Task brief: Only the lines from the one with "Decode this image" onward are wanted, through the last line of the entries, set down exactly.

*** Opening of Records for this task ***

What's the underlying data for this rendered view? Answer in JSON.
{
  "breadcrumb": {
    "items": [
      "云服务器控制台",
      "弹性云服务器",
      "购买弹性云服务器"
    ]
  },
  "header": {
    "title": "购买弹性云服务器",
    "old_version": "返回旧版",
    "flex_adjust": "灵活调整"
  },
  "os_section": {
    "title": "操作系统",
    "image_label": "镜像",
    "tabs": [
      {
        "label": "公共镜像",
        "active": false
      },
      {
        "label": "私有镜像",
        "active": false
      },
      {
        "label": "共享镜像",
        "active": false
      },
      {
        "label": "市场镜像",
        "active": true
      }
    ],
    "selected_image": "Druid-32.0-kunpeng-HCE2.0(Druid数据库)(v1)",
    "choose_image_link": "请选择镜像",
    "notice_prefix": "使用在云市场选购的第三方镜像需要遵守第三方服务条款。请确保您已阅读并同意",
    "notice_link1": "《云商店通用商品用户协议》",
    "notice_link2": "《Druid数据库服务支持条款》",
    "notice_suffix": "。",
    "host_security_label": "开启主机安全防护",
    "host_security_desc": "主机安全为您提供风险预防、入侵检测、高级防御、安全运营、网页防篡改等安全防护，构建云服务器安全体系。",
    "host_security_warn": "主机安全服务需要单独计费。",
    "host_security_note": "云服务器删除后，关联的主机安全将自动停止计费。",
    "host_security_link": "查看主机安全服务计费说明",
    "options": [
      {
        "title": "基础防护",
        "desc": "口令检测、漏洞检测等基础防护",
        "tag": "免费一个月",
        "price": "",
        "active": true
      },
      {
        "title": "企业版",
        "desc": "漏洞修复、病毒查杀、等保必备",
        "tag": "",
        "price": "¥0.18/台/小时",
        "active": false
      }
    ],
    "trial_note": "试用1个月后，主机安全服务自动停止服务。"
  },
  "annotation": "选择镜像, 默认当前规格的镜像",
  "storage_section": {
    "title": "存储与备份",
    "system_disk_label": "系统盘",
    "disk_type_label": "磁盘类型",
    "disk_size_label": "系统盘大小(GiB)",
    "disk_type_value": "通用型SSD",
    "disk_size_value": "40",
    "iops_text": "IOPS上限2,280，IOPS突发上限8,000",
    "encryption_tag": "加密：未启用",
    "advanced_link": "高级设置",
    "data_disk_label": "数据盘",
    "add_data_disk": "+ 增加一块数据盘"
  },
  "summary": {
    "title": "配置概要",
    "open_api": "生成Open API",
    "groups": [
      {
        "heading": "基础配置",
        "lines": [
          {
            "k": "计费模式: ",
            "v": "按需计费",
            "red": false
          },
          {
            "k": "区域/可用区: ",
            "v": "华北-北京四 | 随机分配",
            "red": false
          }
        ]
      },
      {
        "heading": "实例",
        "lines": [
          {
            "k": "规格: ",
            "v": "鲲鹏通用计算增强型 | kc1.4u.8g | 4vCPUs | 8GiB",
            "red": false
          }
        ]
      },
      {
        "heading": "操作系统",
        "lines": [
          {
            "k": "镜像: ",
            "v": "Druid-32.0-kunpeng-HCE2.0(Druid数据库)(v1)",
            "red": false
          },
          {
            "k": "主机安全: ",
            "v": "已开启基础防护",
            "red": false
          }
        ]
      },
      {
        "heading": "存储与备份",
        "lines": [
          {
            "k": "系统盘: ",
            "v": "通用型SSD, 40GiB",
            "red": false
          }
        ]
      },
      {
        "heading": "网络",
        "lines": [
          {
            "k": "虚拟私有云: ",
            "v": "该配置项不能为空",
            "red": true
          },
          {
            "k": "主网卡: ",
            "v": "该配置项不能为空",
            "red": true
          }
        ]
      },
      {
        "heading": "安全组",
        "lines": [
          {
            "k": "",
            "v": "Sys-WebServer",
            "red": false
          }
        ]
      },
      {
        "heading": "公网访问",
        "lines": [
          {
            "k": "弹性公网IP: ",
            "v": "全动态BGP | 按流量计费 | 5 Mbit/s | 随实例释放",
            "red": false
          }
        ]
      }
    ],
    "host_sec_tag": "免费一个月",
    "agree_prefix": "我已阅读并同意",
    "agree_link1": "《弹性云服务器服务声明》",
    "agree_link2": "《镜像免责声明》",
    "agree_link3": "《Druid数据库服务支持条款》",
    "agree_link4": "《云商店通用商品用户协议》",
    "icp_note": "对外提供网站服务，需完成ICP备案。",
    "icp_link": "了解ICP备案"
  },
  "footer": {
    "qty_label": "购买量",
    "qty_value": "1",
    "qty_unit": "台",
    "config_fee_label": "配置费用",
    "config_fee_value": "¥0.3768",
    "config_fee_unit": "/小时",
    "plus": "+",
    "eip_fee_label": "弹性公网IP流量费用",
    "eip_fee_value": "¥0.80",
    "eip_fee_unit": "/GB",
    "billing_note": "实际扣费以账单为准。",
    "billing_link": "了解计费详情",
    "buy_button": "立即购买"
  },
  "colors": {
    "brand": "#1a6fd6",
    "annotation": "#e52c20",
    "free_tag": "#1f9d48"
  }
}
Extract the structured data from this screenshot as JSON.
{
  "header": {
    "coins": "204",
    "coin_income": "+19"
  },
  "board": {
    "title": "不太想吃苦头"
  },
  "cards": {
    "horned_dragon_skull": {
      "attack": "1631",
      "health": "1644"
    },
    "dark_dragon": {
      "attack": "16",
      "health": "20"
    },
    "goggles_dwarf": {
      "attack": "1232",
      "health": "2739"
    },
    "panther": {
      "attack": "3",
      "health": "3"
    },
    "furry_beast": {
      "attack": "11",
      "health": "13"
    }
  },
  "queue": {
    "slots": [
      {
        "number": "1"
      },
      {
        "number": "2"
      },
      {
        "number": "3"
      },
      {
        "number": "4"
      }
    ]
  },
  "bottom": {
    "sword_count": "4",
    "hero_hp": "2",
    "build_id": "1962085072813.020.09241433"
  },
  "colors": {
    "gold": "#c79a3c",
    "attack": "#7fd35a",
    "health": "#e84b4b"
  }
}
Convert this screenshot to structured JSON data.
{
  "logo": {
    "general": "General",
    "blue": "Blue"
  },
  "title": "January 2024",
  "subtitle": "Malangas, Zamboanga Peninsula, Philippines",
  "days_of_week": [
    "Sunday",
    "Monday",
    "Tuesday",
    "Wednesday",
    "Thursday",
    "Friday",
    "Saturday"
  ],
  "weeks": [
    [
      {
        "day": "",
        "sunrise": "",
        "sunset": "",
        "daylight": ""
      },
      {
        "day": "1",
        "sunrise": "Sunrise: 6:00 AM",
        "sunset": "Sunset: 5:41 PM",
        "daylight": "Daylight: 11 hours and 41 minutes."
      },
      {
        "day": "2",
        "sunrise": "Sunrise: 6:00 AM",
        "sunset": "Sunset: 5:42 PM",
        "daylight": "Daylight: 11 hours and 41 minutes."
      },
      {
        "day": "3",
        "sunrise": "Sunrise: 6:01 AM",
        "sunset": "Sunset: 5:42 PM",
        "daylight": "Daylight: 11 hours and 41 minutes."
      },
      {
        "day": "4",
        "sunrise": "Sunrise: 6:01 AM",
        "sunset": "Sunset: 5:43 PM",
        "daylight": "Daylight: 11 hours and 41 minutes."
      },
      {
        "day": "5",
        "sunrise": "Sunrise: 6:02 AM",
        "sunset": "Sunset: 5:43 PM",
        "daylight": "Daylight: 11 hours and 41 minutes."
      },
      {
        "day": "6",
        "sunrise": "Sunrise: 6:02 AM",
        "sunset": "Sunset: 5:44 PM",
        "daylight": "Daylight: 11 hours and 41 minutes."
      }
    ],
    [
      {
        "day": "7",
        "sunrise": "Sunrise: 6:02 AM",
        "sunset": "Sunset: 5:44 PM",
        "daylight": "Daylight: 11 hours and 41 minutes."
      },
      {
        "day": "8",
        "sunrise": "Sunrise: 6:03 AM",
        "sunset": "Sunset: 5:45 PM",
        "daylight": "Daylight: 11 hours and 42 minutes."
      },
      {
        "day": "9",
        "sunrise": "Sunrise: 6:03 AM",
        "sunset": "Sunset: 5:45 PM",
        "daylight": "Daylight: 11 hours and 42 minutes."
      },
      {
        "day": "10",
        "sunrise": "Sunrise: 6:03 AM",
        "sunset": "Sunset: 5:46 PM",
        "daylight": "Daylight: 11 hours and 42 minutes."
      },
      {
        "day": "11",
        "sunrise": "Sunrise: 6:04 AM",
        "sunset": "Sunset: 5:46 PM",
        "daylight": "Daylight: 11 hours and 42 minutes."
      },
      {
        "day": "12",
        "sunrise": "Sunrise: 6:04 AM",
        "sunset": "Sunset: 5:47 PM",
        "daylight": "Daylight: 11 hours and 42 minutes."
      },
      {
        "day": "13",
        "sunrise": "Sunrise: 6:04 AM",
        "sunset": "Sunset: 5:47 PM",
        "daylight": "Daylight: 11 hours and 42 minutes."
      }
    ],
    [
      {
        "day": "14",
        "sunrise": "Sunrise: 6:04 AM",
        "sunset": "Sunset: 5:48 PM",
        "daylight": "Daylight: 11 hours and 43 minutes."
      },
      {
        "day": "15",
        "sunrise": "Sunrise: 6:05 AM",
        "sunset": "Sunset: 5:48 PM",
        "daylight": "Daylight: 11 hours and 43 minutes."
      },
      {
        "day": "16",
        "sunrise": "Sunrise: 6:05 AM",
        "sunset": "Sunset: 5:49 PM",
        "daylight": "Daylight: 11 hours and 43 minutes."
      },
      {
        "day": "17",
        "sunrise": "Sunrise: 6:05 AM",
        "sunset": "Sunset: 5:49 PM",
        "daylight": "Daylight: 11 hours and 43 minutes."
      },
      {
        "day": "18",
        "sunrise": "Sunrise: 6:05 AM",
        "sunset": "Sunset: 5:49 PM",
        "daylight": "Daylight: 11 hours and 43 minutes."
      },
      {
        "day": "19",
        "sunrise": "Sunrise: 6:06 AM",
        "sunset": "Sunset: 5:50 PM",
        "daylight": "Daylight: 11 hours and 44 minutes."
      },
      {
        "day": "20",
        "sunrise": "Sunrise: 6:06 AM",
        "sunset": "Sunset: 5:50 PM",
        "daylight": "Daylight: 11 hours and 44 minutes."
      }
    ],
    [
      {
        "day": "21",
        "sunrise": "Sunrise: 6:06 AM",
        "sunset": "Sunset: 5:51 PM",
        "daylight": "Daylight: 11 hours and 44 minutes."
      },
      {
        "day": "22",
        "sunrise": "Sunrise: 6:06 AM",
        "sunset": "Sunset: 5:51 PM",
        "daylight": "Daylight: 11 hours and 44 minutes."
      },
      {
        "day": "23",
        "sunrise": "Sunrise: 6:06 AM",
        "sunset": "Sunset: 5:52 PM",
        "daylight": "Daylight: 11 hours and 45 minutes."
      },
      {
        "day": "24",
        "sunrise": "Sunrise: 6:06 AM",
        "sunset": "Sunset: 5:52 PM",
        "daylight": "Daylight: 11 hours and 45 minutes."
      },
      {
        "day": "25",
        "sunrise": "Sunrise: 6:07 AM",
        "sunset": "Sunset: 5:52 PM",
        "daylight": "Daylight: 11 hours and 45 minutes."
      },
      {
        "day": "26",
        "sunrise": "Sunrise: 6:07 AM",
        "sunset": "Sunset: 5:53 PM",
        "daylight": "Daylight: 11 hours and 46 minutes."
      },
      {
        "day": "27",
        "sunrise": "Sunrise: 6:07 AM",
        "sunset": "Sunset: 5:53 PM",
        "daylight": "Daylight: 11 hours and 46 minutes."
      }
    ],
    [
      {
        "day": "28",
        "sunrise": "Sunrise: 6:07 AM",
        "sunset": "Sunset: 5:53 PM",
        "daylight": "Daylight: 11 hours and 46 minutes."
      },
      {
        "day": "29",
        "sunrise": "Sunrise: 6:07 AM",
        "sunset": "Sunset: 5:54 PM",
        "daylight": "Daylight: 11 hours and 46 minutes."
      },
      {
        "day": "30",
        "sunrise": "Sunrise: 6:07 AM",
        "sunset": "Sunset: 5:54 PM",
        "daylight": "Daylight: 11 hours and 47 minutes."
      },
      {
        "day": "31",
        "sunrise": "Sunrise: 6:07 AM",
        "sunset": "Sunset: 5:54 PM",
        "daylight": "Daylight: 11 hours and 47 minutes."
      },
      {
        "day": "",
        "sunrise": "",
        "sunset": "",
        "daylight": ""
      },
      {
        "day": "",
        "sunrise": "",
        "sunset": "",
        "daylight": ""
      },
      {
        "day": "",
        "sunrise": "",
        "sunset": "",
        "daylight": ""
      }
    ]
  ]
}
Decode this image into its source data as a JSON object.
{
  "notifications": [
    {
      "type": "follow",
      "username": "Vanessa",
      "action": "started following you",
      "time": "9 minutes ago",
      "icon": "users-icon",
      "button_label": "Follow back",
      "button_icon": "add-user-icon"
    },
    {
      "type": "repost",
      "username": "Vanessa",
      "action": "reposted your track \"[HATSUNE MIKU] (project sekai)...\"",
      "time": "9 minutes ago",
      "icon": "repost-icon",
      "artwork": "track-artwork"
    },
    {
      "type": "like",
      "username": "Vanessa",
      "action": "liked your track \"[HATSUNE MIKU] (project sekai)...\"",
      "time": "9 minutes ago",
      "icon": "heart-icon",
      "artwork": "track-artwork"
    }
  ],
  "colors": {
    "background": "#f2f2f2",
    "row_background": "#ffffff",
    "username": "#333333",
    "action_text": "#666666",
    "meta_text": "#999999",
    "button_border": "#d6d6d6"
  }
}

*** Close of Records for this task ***

Solution for this exercise:
Decode this image into its source data as a JSON object.
{
  "notifications": [
    {
      "type": "follow",
      "username": "Vanessa",
      "action": "started following you",
      "time": "9 minutes ago",
      "icon": "users-icon",
      "button_label": "Follow back",
      "button_icon": "add-user-icon"
    },
    {
      "type": "repost",
      "username": "Vanessa",
      "action": "reposted your track \"[HATSUNE MIKU] (project sekai)...\"",
      "time": "9 minutes ago",
      "icon": "repost-icon",
      "artwork": "track-artwork"
    },
    {
      "type": "like",
      "username": "Vanessa",
      "action": "liked your track \"[HATSUNE MIKU] (project sekai)...\"",
      "time": "9 minutes ago",
      "icon": "heart-icon",
      "artwork": "track-artwork"
    }
  ],
  "colors": {
    "background": "#f2f2f2",
    "row_background": "#ffffff",
    "username": "#333333",
    "action_text": "#666666",
    "meta_text": "#999999",
    "button_border": "#d6d6d6"
  }
}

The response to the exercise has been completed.